Want to get married at MPavilion? Say yes!

'Love is love picnic' at MPavilion 2017. Pic by Bec Capp.

Last November, MPavilion became a venue for celebration and relief as the nation said yes to marriage equality. This year, we’re marking the first anniversary of that historic occasion, and we’d love you to be involved! On Saturday 17 November we’re inviting you to tie the knot at MPavilion with a morning ceremony of your own, followed that afternoon by a picnic party for the whole community.

We understand that getting married can be expensive and difficult, so we’d like to help out. We’ll provide the best venue in town—MPavilion 2018, designed by renowned Barcelona-based architect Carme Pinós of Estudio Carme Pinós, in the beautiful Queen Victoria Gardens with the city as your backdrop—as well as a registered celebrant, a photographer, a DJ and some sparkling to get your celebrations started.

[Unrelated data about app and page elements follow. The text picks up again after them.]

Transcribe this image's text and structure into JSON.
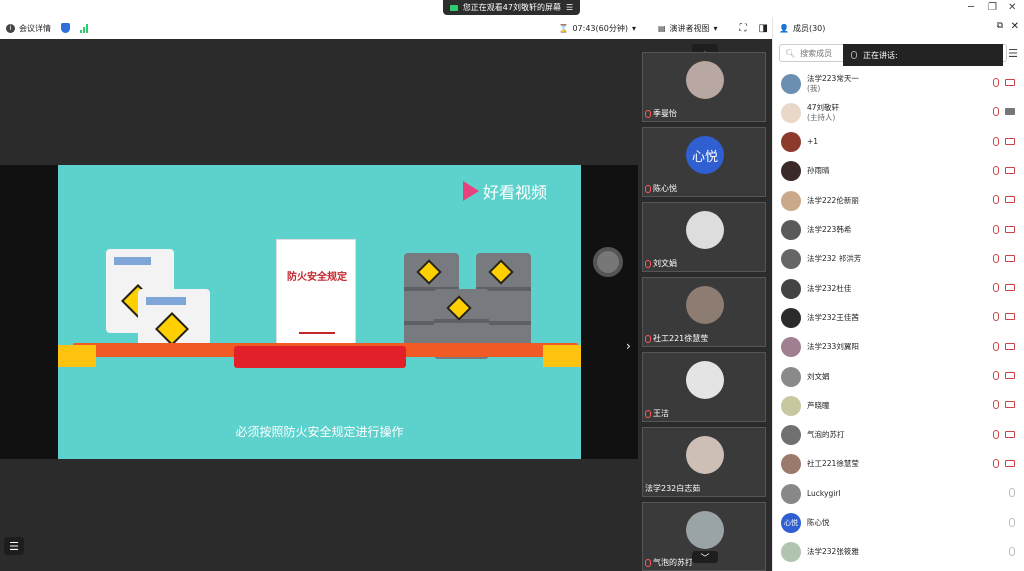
{
  "titlebar": {
    "viewing_text": "您正在观看47刘敬轩的屏幕",
    "menu_icon": "hamburger-icon",
    "minimize_icon": "minimize-icon",
    "restore_icon": "restore-icon",
    "close_icon": "close-icon"
  },
  "toolbar": {
    "meeting_info_label": "会议详情",
    "timer": "07:43(60分钟)",
    "view_mode_label": "演讲者视图",
    "signal_color": "#2ecc71",
    "shield_color": "#2f6fdc"
  },
  "slide": {
    "brand": "好看视频",
    "doc_title": "防火安全规定",
    "subtitle": "必须按照防火安全规定进行操作",
    "bg_color": "#5dd2cd"
  },
  "gallery": {
    "tiles": [
      {
        "name": "季曼怡",
        "avatar": "photo"
      },
      {
        "name": "陈心悦",
        "avatar": "text",
        "avatar_text": "心悦"
      },
      {
        "name": "刘文娟",
        "avatar": "photo"
      },
      {
        "name": "社工221徐慧莹",
        "avatar": "photo"
      },
      {
        "name": "王洁",
        "avatar": "photo"
      },
      {
        "name": "法学232白志茹",
        "avatar": "photo"
      },
      {
        "name": "气泡的苏打",
        "avatar": "photo"
      }
    ]
  },
  "members": {
    "title": "成员(30)",
    "search_placeholder": "搜索成员",
    "speaking_label": "正在讲话:",
    "list": [
      {
        "name": "法学223常天一",
        "sub": "(我)",
        "mic": "muted",
        "cam": "off"
      },
      {
        "name": "47刘敬轩",
        "sub": "(主持人)",
        "mic": "muted",
        "cam": "screen"
      },
      {
        "name": "+1",
        "sub": "",
        "mic": "muted",
        "cam": "off"
      },
      {
        "name": "孙雨晴",
        "sub": "",
        "mic": "muted",
        "cam": "off"
      },
      {
        "name": "法学222伦新丽",
        "sub": "",
        "mic": "muted",
        "cam": "off"
      },
      {
        "name": "法学223韩希",
        "sub": "",
        "mic": "muted",
        "cam": "off"
      },
      {
        "name": "法学232 祁洪芳",
        "sub": "",
        "mic": "muted",
        "cam": "off"
      },
      {
        "name": "法学232杜佳",
        "sub": "",
        "mic": "muted",
        "cam": "off"
      },
      {
        "name": "法学232王佳茜",
        "sub": "",
        "mic": "muted",
        "cam": "off"
      },
      {
        "name": "法学233刘翼阳",
        "sub": "",
        "mic": "muted",
        "cam": "off"
      },
      {
        "name": "刘文娟",
        "sub": "",
        "mic": "muted",
        "cam": "off"
      },
      {
        "name": "芦晓瞳",
        "sub": "",
        "mic": "muted",
        "cam": "off"
      },
      {
        "name": "气泡的苏打",
        "sub": "",
        "mic": "muted",
        "cam": "off"
      },
      {
        "name": "社工221徐慧莹",
        "sub": "",
        "mic": "muted",
        "cam": "off"
      },
      {
        "name": "Luckygirl",
        "sub": "",
        "mic": "gray",
        "cam": "none"
      },
      {
        "name": "陈心悦",
        "sub": "",
        "mic": "gray",
        "cam": "none",
        "avatar_text": "心悦"
      },
      {
        "name": "法学232张筱雅",
        "sub": "",
        "mic": "gray",
        "cam": "none"
      }
    ]
  }
}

‘Love is love picnic’ at MPavilion 2017. Photo by Bec Capp.

Each ceremony will be a standalone event—the number of ceremonies we host throughout the morning will be dependent on interest and resources, and we will consult with each couple to ensure we can accommodate your needs and wishes. The pavilion will comfortably seat approximately 200 people, so you are welcome to invite guests and continue to celebrate in the gardens after your vows.

To express interest, please email program@mpavilion.org and tell us in three hundred (300) words or less why you’d like to get married at MPavilion 2018. Perhaps MPavilion or the Queen Victoria Gardens has significant meaning to you and your partner. Maybe the date is particularly important, or just perfect timing. Perhaps it will make your special day more special than you can otherwise afford.

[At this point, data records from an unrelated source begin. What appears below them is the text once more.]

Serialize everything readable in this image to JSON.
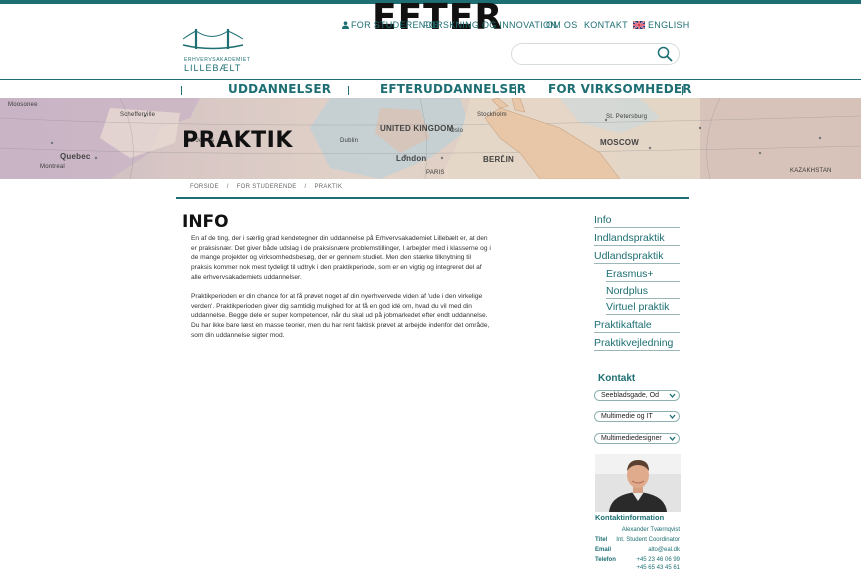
{
  "overlay": {
    "stamp": "EFTER"
  },
  "brand": {
    "line1": "ERHVERVSAKADEMIET",
    "line2": "LILLEBÆLT"
  },
  "topnav": {
    "students": "FOR STUDERENDE",
    "research": "FORSKNING OG INNOVATION",
    "about": "OM OS",
    "contact": "KONTAKT",
    "language": "ENGLISH"
  },
  "search": {
    "placeholder": ""
  },
  "mainnav": [
    "UDDANNELSER",
    "EFTERUDDANNELSER",
    "FOR VIRKSOMHEDER"
  ],
  "hero": {
    "title": "PRAKTIK",
    "map_labels": [
      "Moosonee",
      "Schefferville",
      "Quebec",
      "Montreal",
      "St. John's",
      "UNITED KINGDOM",
      "London",
      "PARIS",
      "BERLIN",
      "MOSCOW",
      "St. Petersburg",
      "Stockholm",
      "KAZAKHSTAN",
      "Oslo",
      "Dublin"
    ]
  },
  "breadcrumb": [
    "FORSIDE",
    "/",
    "FOR STUDERENDE",
    "/",
    "PRAKTIK"
  ],
  "content": {
    "heading": "INFO",
    "p1": "En af de ting, der i særlig grad kendetegner din uddannelse på Erhvervsakademiet Lillebælt er, at den er praksisnær. Det giver både udslag i de praksisnære problemstillinger, I arbejder med i klasserne og i de mange projekter og virksomhedsbesøg, der er gennem studiet. Men den stærke tilknytning til praksis kommer nok mest tydeligt til udtryk i den praktikperiode, som er en vigtig og integreret del af alle erhvervsakademiets uddannelser.",
    "p2": "Praktikperioden er din chance for at få prøvet noget af din nyerhvervede viden af 'ude i den virkelige verden'. Praktikperioden giver dig samtidig mulighed for at få en god idé om, hvad du vil med din uddannelse. Begge dele er super kompetencer, når du skal ud på jobmarkedet efter endt uddannelse. Du har ikke bare læst en masse teorier, men du har rent faktisk prøvet at arbejde indenfor det område, som din uddannelse sigter mod."
  },
  "sidenav": {
    "info": "Info",
    "indland": "Indlandspraktik",
    "udland": "Udlandspraktik",
    "erasmus": "Erasmus+",
    "nordplus": "Nordplus",
    "virtuel": "Virtuel praktik",
    "aftale": "Praktikaftale",
    "vejledning": "Praktikvejledning"
  },
  "contact": {
    "title": "Kontakt",
    "dropdowns": [
      "Seebladsgade, Od",
      "Multimedie og IT",
      "Multimediedesigner"
    ],
    "info_title": "Kontaktinformation",
    "name": "Alexander Tværnqvist",
    "title_label": "Titel",
    "title_value": "Int. Student Coordinator",
    "email_label": "Email",
    "email_value": "alto@eal.dk",
    "phone_label": "Telefon",
    "phone1": "+45 23 46 06 99",
    "phone2": "+45 65 43 45 61"
  },
  "colors": {
    "accent": "#1d6f73",
    "text": "#333333"
  }
}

Please ensure you are familiar with the legal requirements and necessary paperwork to be filled out prior to marriage, which can be found here.

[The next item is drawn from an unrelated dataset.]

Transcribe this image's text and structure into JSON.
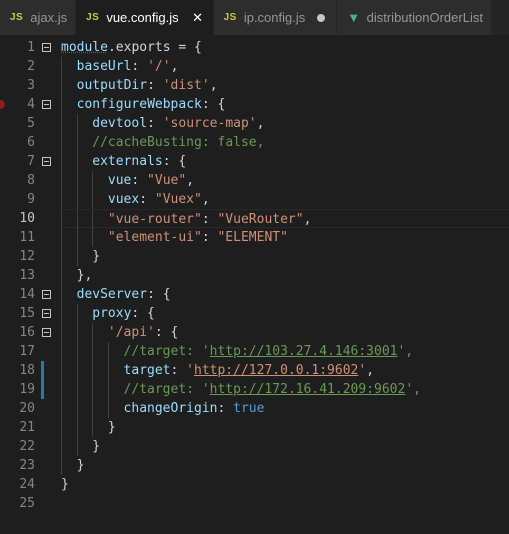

Expressions of interest are open now. See you in the gardens—with wedding bells on!

Wominjeka (Welcome). We acknowledge the Yaluk-ut Weelam as the traditional custodians of the land on which we meet. Yaluk-ut Weelam means ‘people of the river camp’ and is connected with the coastal land at the head of Port Phillip Bay, extending from the Werribee River to Mordialloc. The Yaluk-ut Weelam are part of the Boon Wurrung, one of the five major language groups of the greater Kulin Nation. We pay our respects to the land, their ancestors and their elders—past, present and to the future.